EXERCISE DESCRIPTION ::
Lines with "title" in them are to be located in the listing below and copied.

MATERIAL SHOWN ::
....................

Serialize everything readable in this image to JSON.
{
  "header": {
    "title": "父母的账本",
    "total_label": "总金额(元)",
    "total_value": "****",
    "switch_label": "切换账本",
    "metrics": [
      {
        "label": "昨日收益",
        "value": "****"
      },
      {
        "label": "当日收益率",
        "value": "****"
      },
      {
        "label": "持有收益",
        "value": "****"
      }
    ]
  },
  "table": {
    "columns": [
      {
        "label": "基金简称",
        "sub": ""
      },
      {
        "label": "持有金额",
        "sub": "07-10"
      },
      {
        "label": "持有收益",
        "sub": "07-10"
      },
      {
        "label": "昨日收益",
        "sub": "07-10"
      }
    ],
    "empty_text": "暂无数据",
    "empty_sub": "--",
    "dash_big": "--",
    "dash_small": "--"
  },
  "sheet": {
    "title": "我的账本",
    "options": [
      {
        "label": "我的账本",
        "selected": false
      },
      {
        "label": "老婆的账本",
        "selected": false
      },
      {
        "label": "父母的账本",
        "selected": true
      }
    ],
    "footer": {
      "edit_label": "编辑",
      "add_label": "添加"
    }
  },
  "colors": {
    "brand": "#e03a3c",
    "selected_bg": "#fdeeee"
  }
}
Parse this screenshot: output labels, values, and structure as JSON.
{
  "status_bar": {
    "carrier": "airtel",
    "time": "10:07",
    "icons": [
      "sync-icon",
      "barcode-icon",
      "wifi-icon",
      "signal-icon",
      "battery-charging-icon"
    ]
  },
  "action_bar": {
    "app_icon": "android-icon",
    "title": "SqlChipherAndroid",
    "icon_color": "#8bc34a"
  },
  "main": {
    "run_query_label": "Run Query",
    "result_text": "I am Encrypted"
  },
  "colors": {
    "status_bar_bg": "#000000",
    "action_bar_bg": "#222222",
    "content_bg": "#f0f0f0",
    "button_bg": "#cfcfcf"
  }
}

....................

ANSWER AREA ::
    "title": "父母的账本",
    "title": "我的账本",
    "title": "SqlChipherAndroid",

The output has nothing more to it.